This session welcomes papers that will investigate the range of comedic forms embedded within African American literature. On the heels of the twentieth anniversary of the release of Saidiya Hartman’s seminal monograph Scenes of Subjection, this panel’s exploration of the use of humor in black literature offers a new critical framework for exploring the ways that spectacles of violence have continued to undergird representations of black performance in contemporary critical thought. From the auction block to the jazz stage, “blackness” manifests epidermally and externally, often through public articulations of shared racial grief. As such, recent critical work has often framed humor as a tactical response to racial violence.
CFP: Cinema Journal In Focus Section on "Comedy and Humor"
When Objects 'Write Back': Rethinking Material Culture in the Tricontinent
POP SOUTH: CONSUMING THE REGION (South Atlanta Modern Language Assocation, November 3 -5, 2017 in Atlanta, Georgia)
CFP: Urban Souths (South Atlantic Modern Language Assocation, November 3 - 5, 2017 in Atlanta, Georgia)
Extended Deadline: October 1, 2017
Fearfully and Wonderfully Made: Modifying the Black (Self) Body through Science and Technology, a Historical and Social Context
Editor: Melvin G. Hill
Canadian Review of American Studies, a journal published by the University of Toronto, is seeking review articles for upcoming issues. Typically, a review article surveys three recently published books that explore similar or intersecting themes, summarizing the main issues raised between texts and offering a critical perspective of the given field. If interested, please provide a brief paragraph (250 words max) outlining your review article including the three books intended for review. Editors will make selections based on these proposals following the submission deadline. If selected, the Reviews Editor will provide desk copies from the publisher for your review article.
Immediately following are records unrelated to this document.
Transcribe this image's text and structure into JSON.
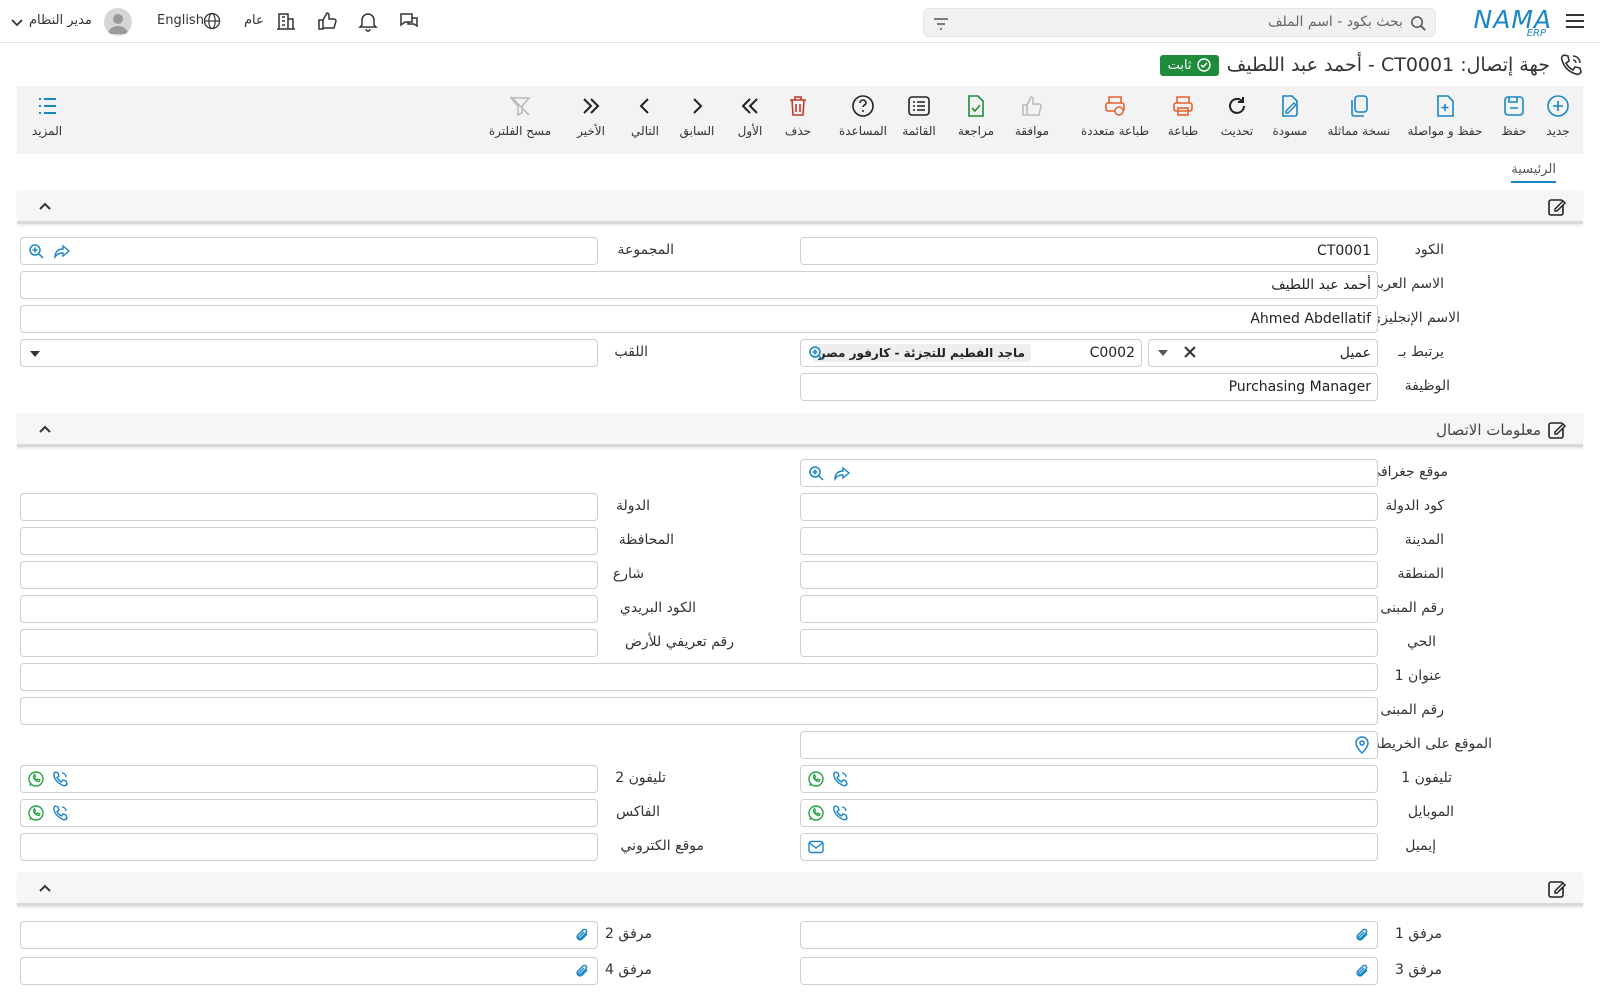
{
  "topbar": {
    "logo_text": "NAMA",
    "logo_sub": "ERP",
    "search_placeholder": "بحث بكود - اسم الملف",
    "branch_label": "عام",
    "language_label": "English",
    "user_label": "مدير النظام"
  },
  "page": {
    "title": "جهة إتصال: CT0001 - أحمد عبد اللطيف",
    "status_badge": "ثابت"
  },
  "toolbar": {
    "buttons": [
      {
        "label": "جديد",
        "icon": "plus-circle-icon"
      },
      {
        "label": "حفظ",
        "icon": "save-icon"
      },
      {
        "label": "حفظ و مواصلة",
        "icon": "save-continue-icon"
      },
      {
        "label": "نسخة مماثلة",
        "icon": "copy-icon"
      },
      {
        "label": "مسودة",
        "icon": "draft-icon"
      },
      {
        "label": "تحديث",
        "icon": "refresh-icon"
      },
      {
        "label": "طباعة",
        "icon": "print-icon"
      },
      {
        "label": "طباعة متعددة",
        "icon": "multi-print-icon"
      },
      {
        "label": "موافقة",
        "icon": "thumbs-up-icon"
      },
      {
        "label": "مراجعة",
        "icon": "review-icon"
      },
      {
        "label": "القائمة",
        "icon": "list-icon"
      },
      {
        "label": "المساعدة",
        "icon": "help-icon"
      },
      {
        "label": "حذف",
        "icon": "trash-icon"
      },
      {
        "label": "الأول",
        "icon": "first-icon"
      },
      {
        "label": "السابق",
        "icon": "previous-icon"
      },
      {
        "label": "التالي",
        "icon": "next-icon"
      },
      {
        "label": "الأخير",
        "icon": "last-icon"
      },
      {
        "label": "مسح الفلترة",
        "icon": "clear-filter-icon"
      }
    ],
    "more_label": "المزيد"
  },
  "tabs": {
    "home": "الرئيسية"
  },
  "main": {
    "code_label": "الكود",
    "code_value": "CT0001",
    "group_label": "المجموعة",
    "arabic_name_label": "الاسم العربي",
    "arabic_name_value": "أحمد عبد اللطيف",
    "english_name_label": "الاسم الإنجليزي",
    "english_name_value": "Ahmed Abdellatif",
    "related_label": "يرتبط بـ",
    "related_type_value": "عميل",
    "related_code_value": "C0002",
    "related_name_value": "ماجد الفطيم للتجزئة - كارفور مصر",
    "title_label": "اللقب",
    "job_label": "الوظيفة",
    "job_value": "Purchasing Manager"
  },
  "contact": {
    "section_title": "معلومات الاتصال",
    "geo_location_label": "موقع جغرافي",
    "country_code_label": "كود الدولة",
    "country_label": "الدولة",
    "city_label": "المدينة",
    "governorate_label": "المحافظة",
    "region_label": "المنطقة",
    "street_label": "شارع",
    "building_number_label": "رقم المبنى",
    "postal_code_label": "الكود البريدي",
    "district_label": "الحي",
    "land_id_label": "رقم تعريفي للأرض",
    "address1_label": "عنوان 1",
    "building_number2_label": "رقم المبنى",
    "map_location_label": "الموقع على الخريطة",
    "phone1_label": "تليفون 1",
    "phone2_label": "تليفون 2",
    "mobile_label": "الموبايل",
    "fax_label": "الفاكس",
    "email_label": "إيميل",
    "website_label": "موقع الكتروني"
  },
  "attachments": {
    "attachment1_label": "مرفق 1",
    "attachment2_label": "مرفق 2",
    "attachment3_label": "مرفق 3",
    "attachment4_label": "مرفق 4"
  },
  "colors": {
    "accent": "#1a86c7",
    "badge": "#1e8c3a",
    "whatsapp": "#25a244",
    "print": "#e8612c",
    "delete": "#c0392b"
  }
}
August Wilson was a man of vision. While Wilson was committed to portraying the “richness and resilience of the twentieth-century black American life through the medium of drama,” he also set the stage for all Americans to examine their purpose and place in society. In addition to his stage portrayals, Wilson also presented his theories in his lectures such as, “The Ground on which I Stand,” where he identified himself as a “race man.” This focus brings up the question: How are his views on family matters presented in his lectures compared to those depicted in his plays?